Barracuda's billings fell 3% annually last quarter as subscriber renewal rates declined to 87% -- down from 95% in the previous quarter, and representing its lowest renewal rate since its IPO in 2013. That's bad news, since subscription revenue, which rose 17.5% during the quarter, accounted for 73% of the company's top line. For the current quarter, Barracuda expects revenue to rise just 10.8% to 13.6%.

A slow shift toward the cloud
During last quarter's conference call (as transcribed by Thomson Reuters), CEO BJ Jenkins stated that "the shift from traditional and solely on-premise IT solution deployments to hybrid, public cloud, and managed service solutions (was) accelerating faster than we expected." That shift expanded dollar-weighted sales cycles by "25% globally," caused customers to sign "one year renewals instead of multi-year engagements," and caused sales of physical appliances to drop "as more customers chose virtual appliances, cloud, and MSP-based deployments."

Simply put, Barracuda's shift from an on-premise player to a hybrid and cloud-based one hasn't gone smoothly at all. Jenkins claims that Barracuda's virtual and cloud business is growing "nearly 40%" annually, but that growth was still offset by weaker demand for its on-premise physical appliances. Barracuda acquired cloud backup firm Intronis last year to accelerate its cloud-based growth, but it might need to make more acquisitions or divestments to speed up that process.

Earnings and valuations
Last quarter, Barracuda's non-GAAP net income rose 25% annually to $4 million, or $0.07 per share, which missed estimates by a penny. Adjusted EBITDA plunged 45% to $10.6 million, while operating expenses jumped 21% to $70 million. Like many other cybersecurity players, Barracuda remains unprofitable on a GAAP-adjusted basis.

Barracuda currently trades at 2.7 times trailing sales. That's much lower than Palo Alto and Imperva's respective P/E ratios of 10.8 and 6.5. Therefore, Barracuda can be considered a "cheaper" stock, but having lower multiples in a sector filled with high-growth companies could make it a less desirable investment. As a smaller player in danger of falling behind the tech curve, Barracuda is also arguably a riskier investment than bigger companies like Palo Alto and Imperva.
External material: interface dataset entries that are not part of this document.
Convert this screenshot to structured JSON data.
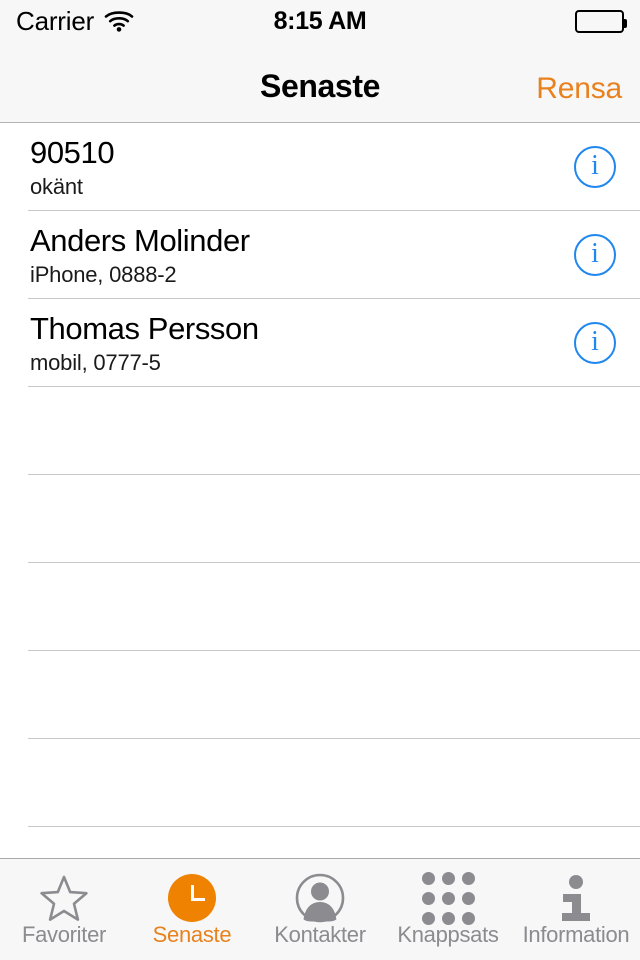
{
  "status_bar": {
    "carrier": "Carrier",
    "wifi_icon": "wifi-icon",
    "time": "8:15 AM",
    "battery_icon": "battery-full-icon"
  },
  "nav_bar": {
    "title": "Senaste",
    "action_label": "Rensa",
    "accent_color": "#e8821e"
  },
  "list": {
    "info_glyph": "i",
    "separator_color": "#c8c7cc",
    "info_color": "#1f87ee",
    "rows": [
      {
        "title": "90510",
        "subtitle": "okänt"
      },
      {
        "title": "Anders Molinder",
        "subtitle": "iPhone, 0888-2"
      },
      {
        "title": "Thomas Persson",
        "subtitle": "mobil, 0777-5"
      }
    ],
    "empty_row_count": 5
  },
  "tab_bar": {
    "active_color": "#e8821e",
    "inactive_color": "#8b8b90",
    "tabs": [
      {
        "label": "Favoriter",
        "icon": "star-outline-icon",
        "active": false
      },
      {
        "label": "Senaste",
        "icon": "clock-icon",
        "active": true
      },
      {
        "label": "Kontakter",
        "icon": "person-circle-icon",
        "active": false
      },
      {
        "label": "Knappsats",
        "icon": "dialpad-grid-icon",
        "active": false
      },
      {
        "label": "Information",
        "icon": "info-letter-icon",
        "active": false
      }
    ]
  }
}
Back in February, Bloomberg reported that Barracuda was interested in selling itself. That news helped the stock rebound about 50% from its 52-week low, but the stock remains sharply down for the full year. Bloomberg's sources warned that "the company's struggles may further impede a deal," since "valuation expectations between potential acquirers and Barracuda have widened."
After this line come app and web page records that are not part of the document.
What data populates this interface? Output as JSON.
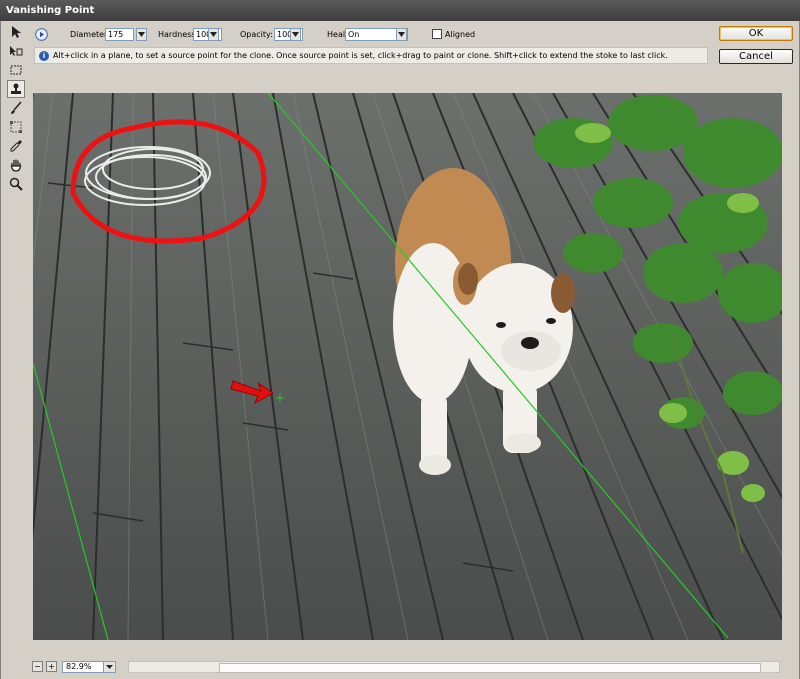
{
  "window": {
    "title": "Vanishing Point"
  },
  "tools": [
    {
      "name": "edit-plane-tool-icon",
      "selected": false
    },
    {
      "name": "create-plane-tool-icon",
      "selected": false
    },
    {
      "name": "marquee-tool-icon",
      "selected": false
    },
    {
      "name": "stamp-tool-icon",
      "selected": true
    },
    {
      "name": "brush-tool-icon",
      "selected": false
    },
    {
      "name": "transform-tool-icon",
      "selected": false
    },
    {
      "name": "eyedropper-tool-icon",
      "selected": false
    },
    {
      "name": "hand-tool-icon",
      "selected": false
    },
    {
      "name": "zoom-tool-icon",
      "selected": false
    }
  ],
  "options": {
    "diameter_label": "Diameter:",
    "diameter_value": "175",
    "hardness_label": "Hardness:",
    "hardness_value": "100",
    "opacity_label": "Opacity:",
    "opacity_value": "100",
    "heal_label": "Heal:",
    "heal_value": "On",
    "aligned_label": "Aligned"
  },
  "buttons": {
    "ok": "OK",
    "cancel": "Cancel"
  },
  "info": {
    "icon": "i",
    "text": "Alt+click in a plane, to set a source point for the clone. Once source point is set, click+drag to paint or clone. Shift+click to extend the stoke to last click."
  },
  "status": {
    "zoom_out": "−",
    "zoom_in": "+",
    "zoom": "82.9%"
  },
  "colors": {
    "plane_grid": "#22cc22",
    "annotation": "#ee1111",
    "ok_border": "#c57c00"
  }
}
The verdict: Barracuda will sink
Looking ahead, Barracuda will likely be marginalized by bigger cloud-based rivals and larger IT companies, which will result in declines in billings and a loss of subscribers. The company's management seems to realize this, and hopes that its lower overall valuation will attract potential buyers. But if suitors don't emerge, the stock will likely give up its buyout rumor-fueled gains and resume its decline for the rest of the year.
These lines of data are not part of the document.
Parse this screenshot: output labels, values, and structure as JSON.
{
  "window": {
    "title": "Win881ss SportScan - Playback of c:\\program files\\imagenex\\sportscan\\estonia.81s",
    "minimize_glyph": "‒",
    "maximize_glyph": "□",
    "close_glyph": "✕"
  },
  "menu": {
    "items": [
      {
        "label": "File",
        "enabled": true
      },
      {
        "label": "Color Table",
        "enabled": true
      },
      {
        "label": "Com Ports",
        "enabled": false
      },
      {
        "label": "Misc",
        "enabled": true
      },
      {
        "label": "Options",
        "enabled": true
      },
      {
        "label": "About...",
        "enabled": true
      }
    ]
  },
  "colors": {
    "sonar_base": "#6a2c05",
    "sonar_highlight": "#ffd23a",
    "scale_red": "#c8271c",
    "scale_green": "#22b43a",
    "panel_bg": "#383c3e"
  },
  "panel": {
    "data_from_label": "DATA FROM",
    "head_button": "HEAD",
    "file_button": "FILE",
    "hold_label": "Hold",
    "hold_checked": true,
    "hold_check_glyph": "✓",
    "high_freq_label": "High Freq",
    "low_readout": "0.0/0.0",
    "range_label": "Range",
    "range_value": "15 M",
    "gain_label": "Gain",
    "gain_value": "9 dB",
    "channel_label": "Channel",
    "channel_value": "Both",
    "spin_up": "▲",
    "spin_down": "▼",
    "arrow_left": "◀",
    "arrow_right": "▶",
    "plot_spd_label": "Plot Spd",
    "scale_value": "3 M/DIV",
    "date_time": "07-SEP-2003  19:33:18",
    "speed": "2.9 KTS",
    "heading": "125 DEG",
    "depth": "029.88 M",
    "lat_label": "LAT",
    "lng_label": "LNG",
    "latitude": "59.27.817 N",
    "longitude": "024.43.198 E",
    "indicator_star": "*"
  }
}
This article represents the opinion of the writer, who may disagree with the “official” recommendation position of a Motley Fool premium advisory service. We’re motley! Questioning an investing thesis -- even one of our own -- helps us all think critically about investing and make decisions that help us become smarter, happier, and richer.